▶

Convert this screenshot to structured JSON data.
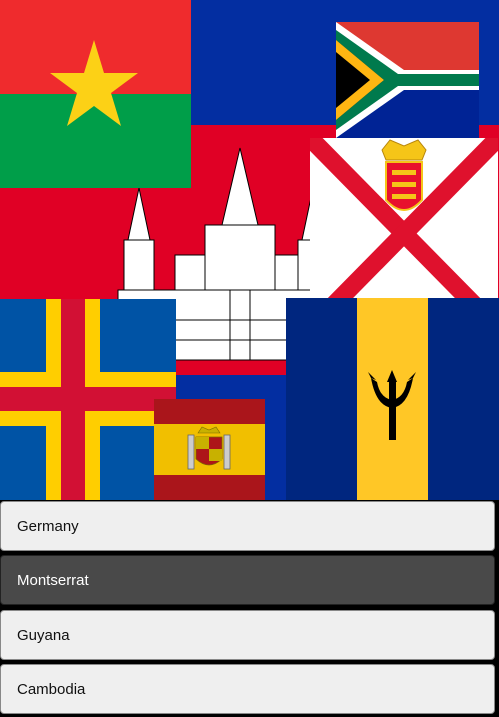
{
  "quiz": {
    "flags": [
      {
        "name": "Cambodia"
      },
      {
        "name": "Burkina Faso"
      },
      {
        "name": "South Africa"
      },
      {
        "name": "Jersey"
      },
      {
        "name": "Åland Islands"
      },
      {
        "name": "Barbados"
      },
      {
        "name": "Spain"
      }
    ],
    "options": [
      {
        "label": "Germany",
        "selected": false
      },
      {
        "label": "Montserrat",
        "selected": true
      },
      {
        "label": "Guyana",
        "selected": false
      },
      {
        "label": "Cambodia",
        "selected": false
      }
    ]
  },
  "colors": {
    "option_bg": "#efefef",
    "option_selected_bg": "#494949"
  }
}
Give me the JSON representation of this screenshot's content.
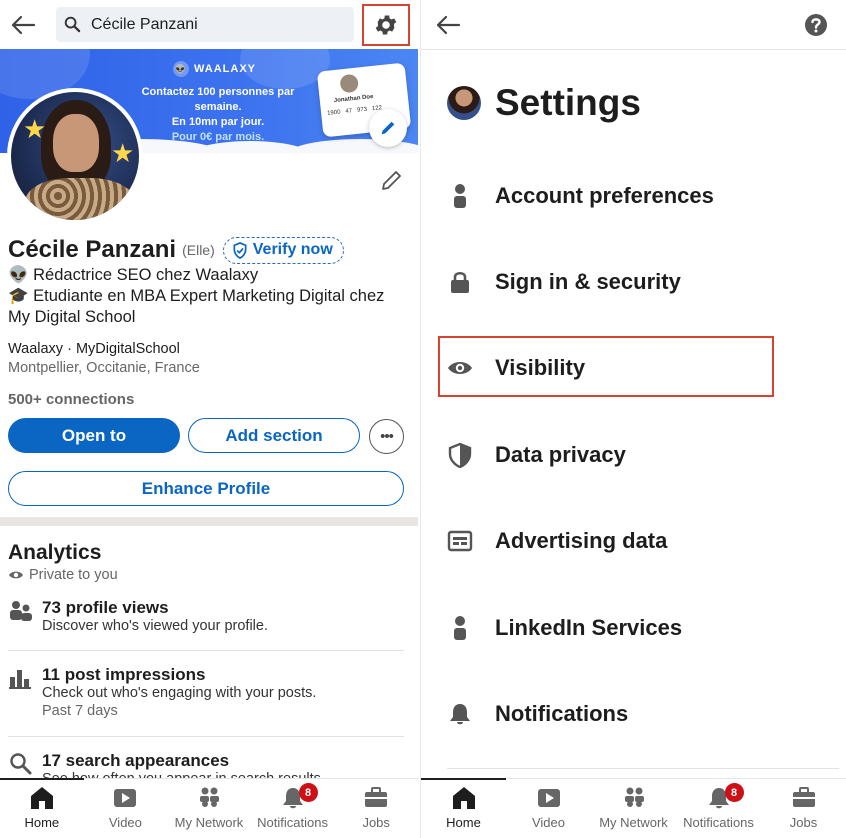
{
  "left": {
    "search": {
      "value": "Cécile Panzani"
    },
    "banner": {
      "brand": "WAALAXY",
      "line1": "Contactez 100 personnes par semaine.",
      "line2": "En 10mn par jour.",
      "line3": "Pour 0€ par mois.",
      "card_name": "Jonathan Doe",
      "card_stats": [
        "1900",
        "47",
        "973"
      ],
      "card_extra": "122"
    },
    "profile": {
      "name": "Cécile Panzani",
      "pronoun": "(Elle)",
      "verify_label": "Verify now",
      "headline_line1": "👽 Rédactrice SEO chez Waalaxy",
      "headline_line2": "🎓 Etudiante en MBA Expert Marketing Digital chez My Digital School",
      "education": "Waalaxy  · MyDigitalSchool",
      "location": "Montpellier, Occitanie, France",
      "connections": "500+ connections"
    },
    "buttons": {
      "open_to": "Open to",
      "add_section": "Add section",
      "more": "•••",
      "enhance": "Enhance Profile"
    },
    "analytics": {
      "title": "Analytics",
      "private": "Private to you",
      "items": [
        {
          "title": "73 profile views",
          "desc": "Discover who's viewed your profile.",
          "sub": ""
        },
        {
          "title": "11 post impressions",
          "desc": "Check out who's engaging with your posts.",
          "sub": "Past 7 days"
        },
        {
          "title": "17 search appearances",
          "desc": "See how often you appear in search results.",
          "sub": ""
        }
      ]
    }
  },
  "nav": {
    "items": [
      {
        "label": "Home",
        "icon": "home-icon"
      },
      {
        "label": "Video",
        "icon": "video-icon"
      },
      {
        "label": "My Network",
        "icon": "network-icon"
      },
      {
        "label": "Notifications",
        "icon": "bell-icon",
        "badge": "8"
      },
      {
        "label": "Jobs",
        "icon": "briefcase-icon"
      }
    ]
  },
  "settings": {
    "title": "Settings",
    "items": [
      {
        "label": "Account preferences",
        "icon": "person-icon"
      },
      {
        "label": "Sign in & security",
        "icon": "lock-icon"
      },
      {
        "label": "Visibility",
        "icon": "eye-icon"
      },
      {
        "label": "Data privacy",
        "icon": "shield-icon"
      },
      {
        "label": "Advertising data",
        "icon": "ad-icon"
      },
      {
        "label": "LinkedIn Services",
        "icon": "person-icon"
      },
      {
        "label": "Notifications",
        "icon": "bell-icon"
      }
    ]
  },
  "colors": {
    "linkedin_blue": "#0a66c2",
    "highlight": "#d6442f",
    "badge": "#cc1016"
  }
}
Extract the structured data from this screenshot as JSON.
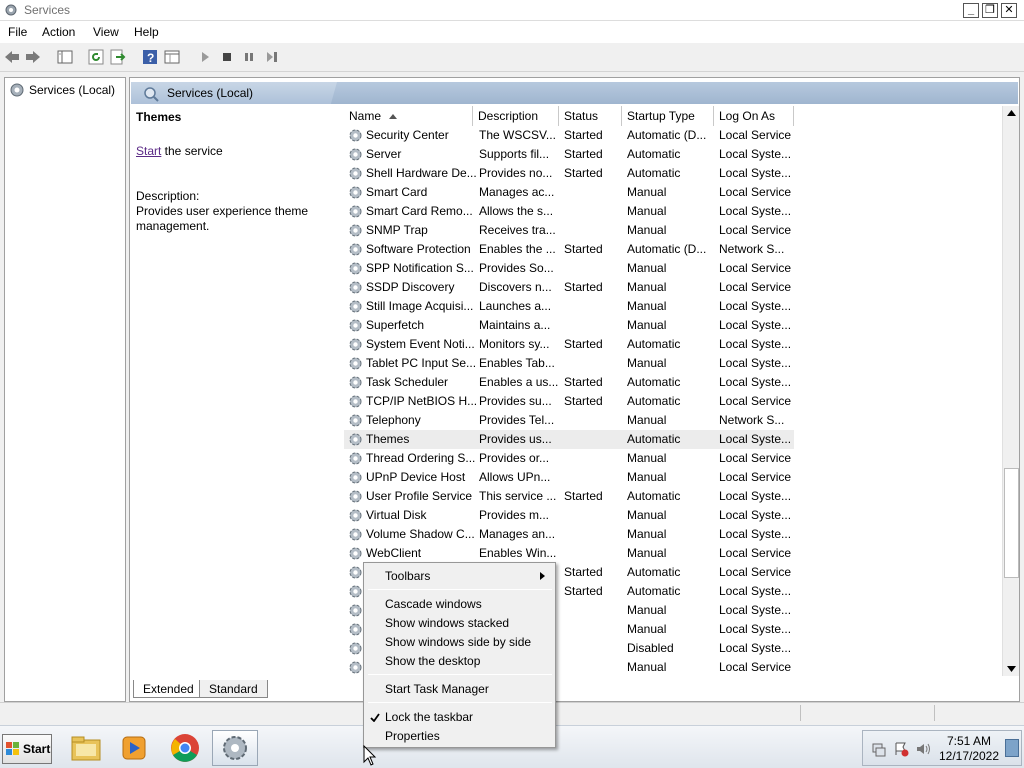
{
  "window": {
    "title": "Services",
    "controls": {
      "minimize": "_",
      "restore": "❐",
      "close": "✕"
    }
  },
  "menu": [
    "File",
    "Action",
    "View",
    "Help"
  ],
  "tree": {
    "root_label": "Services (Local)"
  },
  "main_header": {
    "label": "Services (Local)"
  },
  "description_panel": {
    "service_name": "Themes",
    "start_link": "Start",
    "start_suffix": " the service",
    "description_label": "Description:",
    "description_text": "Provides user experience theme management."
  },
  "columns": [
    "Name",
    "Description",
    "Status",
    "Startup Type",
    "Log On As"
  ],
  "services": [
    {
      "name": "Security Center",
      "description": "The WSCSV...",
      "status": "Started",
      "startup": "Automatic (D...",
      "logon": "Local Service"
    },
    {
      "name": "Server",
      "description": "Supports fil...",
      "status": "Started",
      "startup": "Automatic",
      "logon": "Local Syste..."
    },
    {
      "name": "Shell Hardware De...",
      "description": "Provides no...",
      "status": "Started",
      "startup": "Automatic",
      "logon": "Local Syste..."
    },
    {
      "name": "Smart Card",
      "description": "Manages ac...",
      "status": "",
      "startup": "Manual",
      "logon": "Local Service"
    },
    {
      "name": "Smart Card Remo...",
      "description": "Allows the s...",
      "status": "",
      "startup": "Manual",
      "logon": "Local Syste..."
    },
    {
      "name": "SNMP Trap",
      "description": "Receives tra...",
      "status": "",
      "startup": "Manual",
      "logon": "Local Service"
    },
    {
      "name": "Software Protection",
      "description": "Enables the ...",
      "status": "Started",
      "startup": "Automatic (D...",
      "logon": "Network S..."
    },
    {
      "name": "SPP Notification S...",
      "description": "Provides So...",
      "status": "",
      "startup": "Manual",
      "logon": "Local Service"
    },
    {
      "name": "SSDP Discovery",
      "description": "Discovers n...",
      "status": "Started",
      "startup": "Manual",
      "logon": "Local Service"
    },
    {
      "name": "Still Image Acquisi...",
      "description": "Launches a...",
      "status": "",
      "startup": "Manual",
      "logon": "Local Syste..."
    },
    {
      "name": "Superfetch",
      "description": "Maintains a...",
      "status": "",
      "startup": "Manual",
      "logon": "Local Syste..."
    },
    {
      "name": "System Event Noti...",
      "description": "Monitors sy...",
      "status": "Started",
      "startup": "Automatic",
      "logon": "Local Syste..."
    },
    {
      "name": "Tablet PC Input Se...",
      "description": "Enables Tab...",
      "status": "",
      "startup": "Manual",
      "logon": "Local Syste..."
    },
    {
      "name": "Task Scheduler",
      "description": "Enables a us...",
      "status": "Started",
      "startup": "Automatic",
      "logon": "Local Syste..."
    },
    {
      "name": "TCP/IP NetBIOS H...",
      "description": "Provides su...",
      "status": "Started",
      "startup": "Automatic",
      "logon": "Local Service"
    },
    {
      "name": "Telephony",
      "description": "Provides Tel...",
      "status": "",
      "startup": "Manual",
      "logon": "Network S..."
    },
    {
      "name": "Themes",
      "description": "Provides us...",
      "status": "",
      "startup": "Automatic",
      "logon": "Local Syste..."
    },
    {
      "name": "Thread Ordering S...",
      "description": "Provides or...",
      "status": "",
      "startup": "Manual",
      "logon": "Local Service"
    },
    {
      "name": "UPnP Device Host",
      "description": "Allows UPn...",
      "status": "",
      "startup": "Manual",
      "logon": "Local Service"
    },
    {
      "name": "User Profile Service",
      "description": "This service ...",
      "status": "Started",
      "startup": "Automatic",
      "logon": "Local Syste..."
    },
    {
      "name": "Virtual Disk",
      "description": "Provides m...",
      "status": "",
      "startup": "Manual",
      "logon": "Local Syste..."
    },
    {
      "name": "Volume Shadow C...",
      "description": "Manages an...",
      "status": "",
      "startup": "Manual",
      "logon": "Local Syste..."
    },
    {
      "name": "WebClient",
      "description": "Enables Win...",
      "status": "",
      "startup": "Manual",
      "logon": "Local Service"
    },
    {
      "name": "",
      "description": "",
      "status": "Started",
      "startup": "Automatic",
      "logon": "Local Service"
    },
    {
      "name": "",
      "description": "",
      "status": "Started",
      "startup": "Automatic",
      "logon": "Local Syste..."
    },
    {
      "name": "",
      "description": "",
      "status": "",
      "startup": "Manual",
      "logon": "Local Syste..."
    },
    {
      "name": "",
      "description": "",
      "status": "",
      "startup": "Manual",
      "logon": "Local Syste..."
    },
    {
      "name": "",
      "description": "",
      "status": "",
      "startup": "Disabled",
      "logon": "Local Syste..."
    },
    {
      "name": "",
      "description": "",
      "status": "",
      "startup": "Manual",
      "logon": "Local Service"
    }
  ],
  "selected_service": "Themes",
  "bottom_tabs": [
    "Extended",
    "Standard"
  ],
  "context_menu": {
    "items": [
      {
        "label": "Toolbars",
        "submenu": true
      },
      {
        "label": "Cascade windows"
      },
      {
        "label": "Show windows stacked"
      },
      {
        "label": "Show windows side by side"
      },
      {
        "label": "Show the desktop"
      },
      {
        "label": "Start Task Manager"
      },
      {
        "label": "Lock the taskbar",
        "checked": true
      },
      {
        "label": "Properties"
      }
    ]
  },
  "taskbar": {
    "start_label": "Start",
    "apps": [
      "file-explorer-icon",
      "media-player-icon",
      "chrome-icon",
      "services-icon"
    ],
    "clock_time": "7:51 AM",
    "clock_date": "12/17/2022"
  },
  "colors": {
    "link": "#5b2a86",
    "header_blue": "#a9bdd6",
    "selection": "#ececec"
  }
}
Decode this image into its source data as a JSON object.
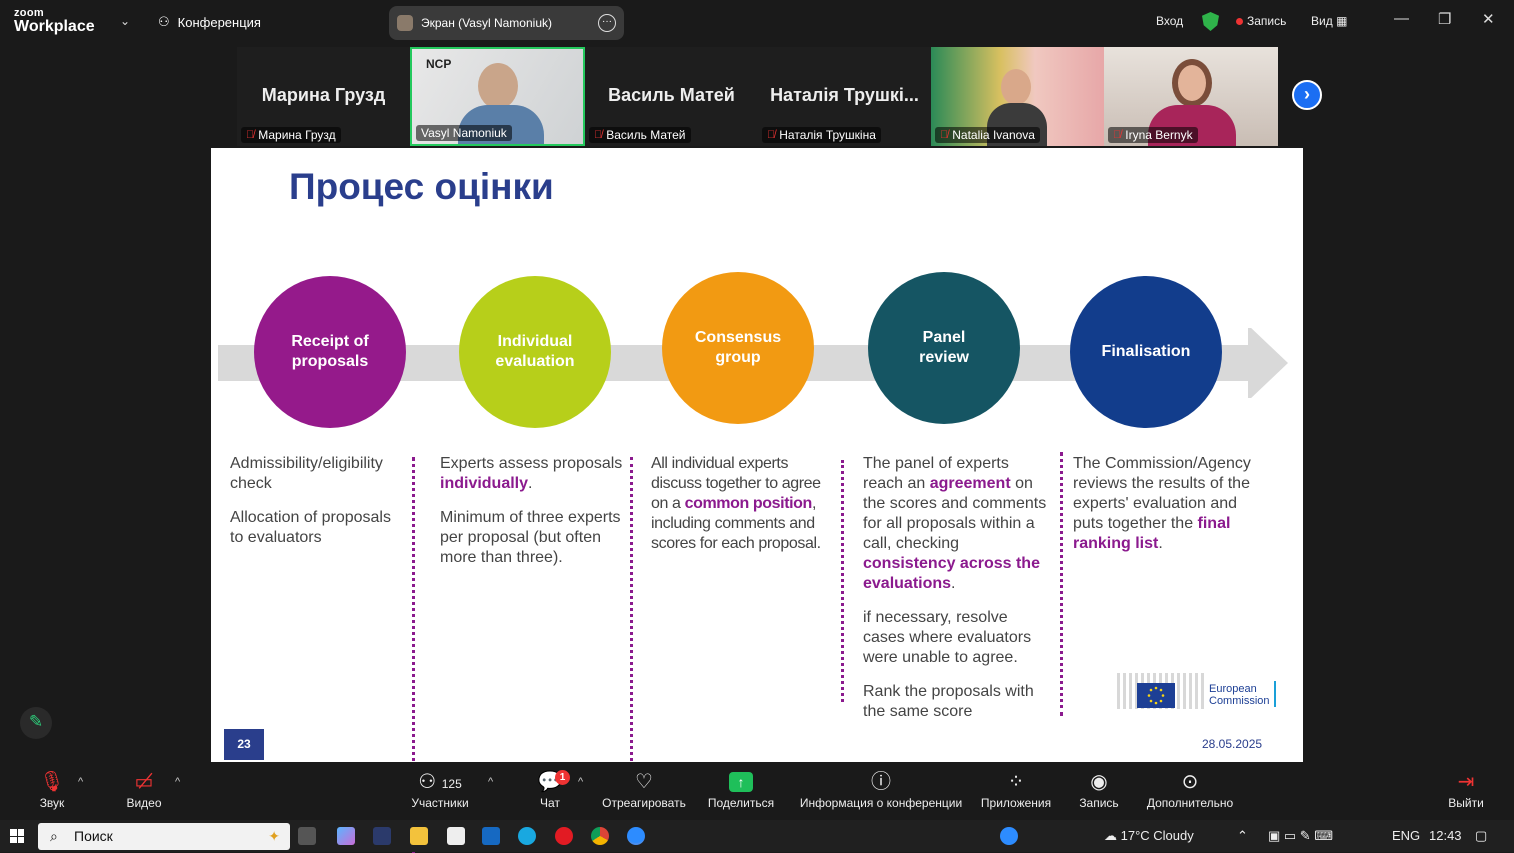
{
  "app": {
    "brand_top": "zoom",
    "brand_bottom": "Workplace",
    "conference_label": "Конференция"
  },
  "screen_share": {
    "label": "Экран (Vasyl Namoniuk)"
  },
  "top_right": {
    "login": "Вход",
    "record": "Запись",
    "view": "Вид"
  },
  "participants": [
    {
      "big_name": "Марина Грузд",
      "label": "Марина Грузд",
      "muted": true,
      "video": false
    },
    {
      "big_name": "",
      "label": "Vasyl Namoniuk",
      "muted": false,
      "video": true,
      "active": true
    },
    {
      "big_name": "Василь Матей",
      "label": "Василь Матей",
      "muted": true,
      "video": false
    },
    {
      "big_name": "Наталія Трушкі...",
      "label": "Наталія Трушкіна",
      "muted": true,
      "video": false
    },
    {
      "big_name": "",
      "label": "Natalia Ivanova",
      "muted": true,
      "video": true
    },
    {
      "big_name": "",
      "label": "Iryna Bernyk",
      "muted": true,
      "video": true
    }
  ],
  "slide": {
    "title": "Процес оцінки",
    "stages": [
      {
        "label": "Receipt of proposals",
        "color": "#951a8b"
      },
      {
        "label": "Individual evaluation",
        "color": "#b7cf1a"
      },
      {
        "label": "Consensus group",
        "color": "#f29a12"
      },
      {
        "label": "Panel review",
        "color": "#155563"
      },
      {
        "label": "Finalisation",
        "color": "#123d8c"
      }
    ],
    "col1": {
      "p1": "Admissibility/eligibility check",
      "p2": "Allocation of proposals to evaluators"
    },
    "col2": {
      "p1a": "Experts assess proposals ",
      "p1b": "individually",
      "p1c": ".",
      "p2": "Minimum of three experts per proposal (but often more than three)."
    },
    "col3": {
      "p1a": "All individual experts discuss together to agree on a ",
      "p1b": "common position",
      "p1c": ", including comments and scores for each proposal."
    },
    "col4": {
      "p1a": "The panel of experts reach an ",
      "p1b": "agreement",
      "p1c": " on the scores and comments for all proposals within a call, checking ",
      "p1d": "consistency across the evaluations",
      "p1e": ".",
      "p2": "if necessary, resolve cases where evaluators were unable to agree.",
      "p3": "Rank the proposals with the same score"
    },
    "col5": {
      "p1a": "The Commission/Agency reviews the results of the experts' evaluation and puts together the ",
      "p1b": "final ranking list",
      "p1c": "."
    },
    "page_number": "23",
    "date": "28.05.2025",
    "ec_line1": "European",
    "ec_line2": "Commission"
  },
  "toolbar": {
    "audio": "Звук",
    "video": "Видео",
    "participants": "Участники",
    "participants_count": "125",
    "chat": "Чат",
    "chat_badge": "1",
    "react": "Отреагировать",
    "share": "Поделиться",
    "info": "Информация о конференции",
    "apps": "Приложения",
    "record": "Запись",
    "more": "Дополнительно",
    "leave": "Выйти"
  },
  "taskbar": {
    "search": "Поиск",
    "weather": "17°C  Cloudy",
    "lang": "ENG",
    "time": "12:43"
  },
  "colors": {
    "accent": "#1b6ef3",
    "highlight": "#8b1a8e",
    "title": "#2a3e8c",
    "active_border": "#24c95d"
  }
}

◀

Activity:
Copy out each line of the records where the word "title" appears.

Solution to the problem:
      "title": "Analytics",
          "title": "73 profile views",
          "title": "11 post impressions",
          "title": "17 search appearances",
    "title": "Settings",
    "title": "Services",
    "title": "Процес оцінки",
    "title": "#2a3e8c",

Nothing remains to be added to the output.